[Source records]
= Beginning of Section =
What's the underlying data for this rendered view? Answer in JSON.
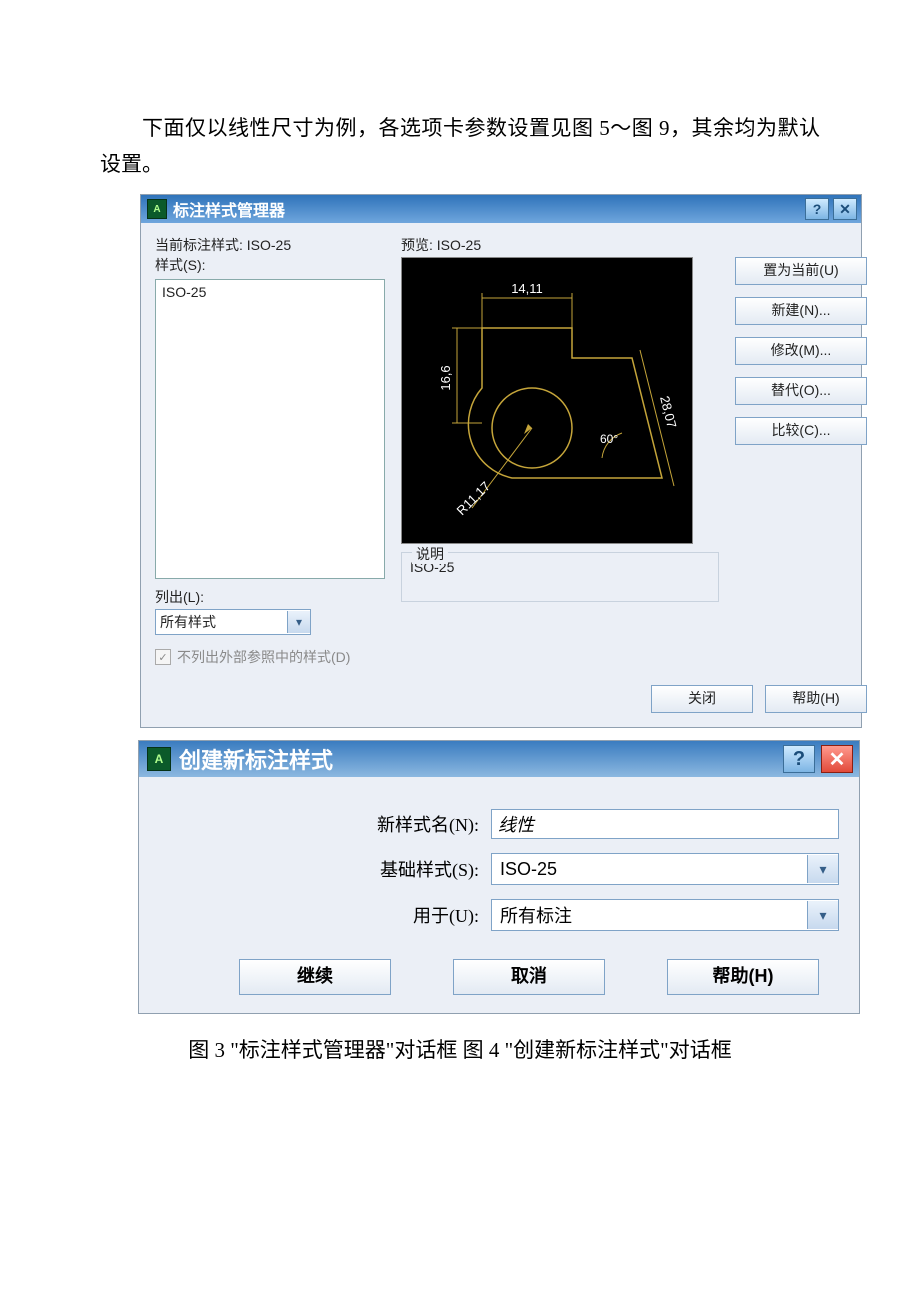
{
  "intro_text": "下面仅以线性尺寸为例，各选项卡参数设置见图 5～图 9，其余均为默认设置。",
  "dlg1": {
    "title": "标注样式管理器",
    "current_style_label": "当前标注样式:",
    "current_style_value": "ISO-25",
    "styles_label": "样式(S):",
    "style_item": "ISO-25",
    "preview_label": "预览:",
    "preview_value": "ISO-25",
    "dims": {
      "top": "14,11",
      "left": "16,6",
      "diag": "28,07",
      "angle": "60°",
      "radius": "R11,17"
    },
    "btns": {
      "set_current": "置为当前(U)",
      "new": "新建(N)...",
      "modify": "修改(M)...",
      "override": "替代(O)...",
      "compare": "比较(C)..."
    },
    "list_label": "列出(L):",
    "list_value": "所有样式",
    "chk_label": "不列出外部参照中的样式(D)",
    "desc_legend": "说明",
    "desc_text": "ISO-25",
    "close": "关闭",
    "help": "帮助(H)"
  },
  "dlg2": {
    "title": "创建新标注样式",
    "row_name": "新样式名(N):",
    "name_value": "线性",
    "row_base": "基础样式(S):",
    "base_value": "ISO-25",
    "row_use": "用于(U):",
    "use_value": "所有标注",
    "continue": "继续",
    "cancel": "取消",
    "help": "帮助(H)"
  },
  "caption": "图 3 \"标注样式管理器\"对话框  图 4 \"创建新标注样式\"对话框"
}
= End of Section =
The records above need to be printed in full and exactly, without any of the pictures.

What's the underlying data for this rendered view? Answer in JSON.
{
  "intro_text": "下面仅以线性尺寸为例，各选项卡参数设置见图 5～图 9，其余均为默认设置。",
  "dlg1": {
    "title": "标注样式管理器",
    "current_style_label": "当前标注样式:",
    "current_style_value": "ISO-25",
    "styles_label": "样式(S):",
    "style_item": "ISO-25",
    "preview_label": "预览:",
    "preview_value": "ISO-25",
    "dims": {
      "top": "14,11",
      "left": "16,6",
      "diag": "28,07",
      "angle": "60°",
      "radius": "R11,17"
    },
    "btns": {
      "set_current": "置为当前(U)",
      "new": "新建(N)...",
      "modify": "修改(M)...",
      "override": "替代(O)...",
      "compare": "比较(C)..."
    },
    "list_label": "列出(L):",
    "list_value": "所有样式",
    "chk_label": "不列出外部参照中的样式(D)",
    "desc_legend": "说明",
    "desc_text": "ISO-25",
    "close": "关闭",
    "help": "帮助(H)"
  },
  "dlg2": {
    "title": "创建新标注样式",
    "row_name": "新样式名(N):",
    "name_value": "线性",
    "row_base": "基础样式(S):",
    "base_value": "ISO-25",
    "row_use": "用于(U):",
    "use_value": "所有标注",
    "continue": "继续",
    "cancel": "取消",
    "help": "帮助(H)"
  },
  "caption": "图 3 \"标注样式管理器\"对话框  图 4 \"创建新标注样式\"对话框"
}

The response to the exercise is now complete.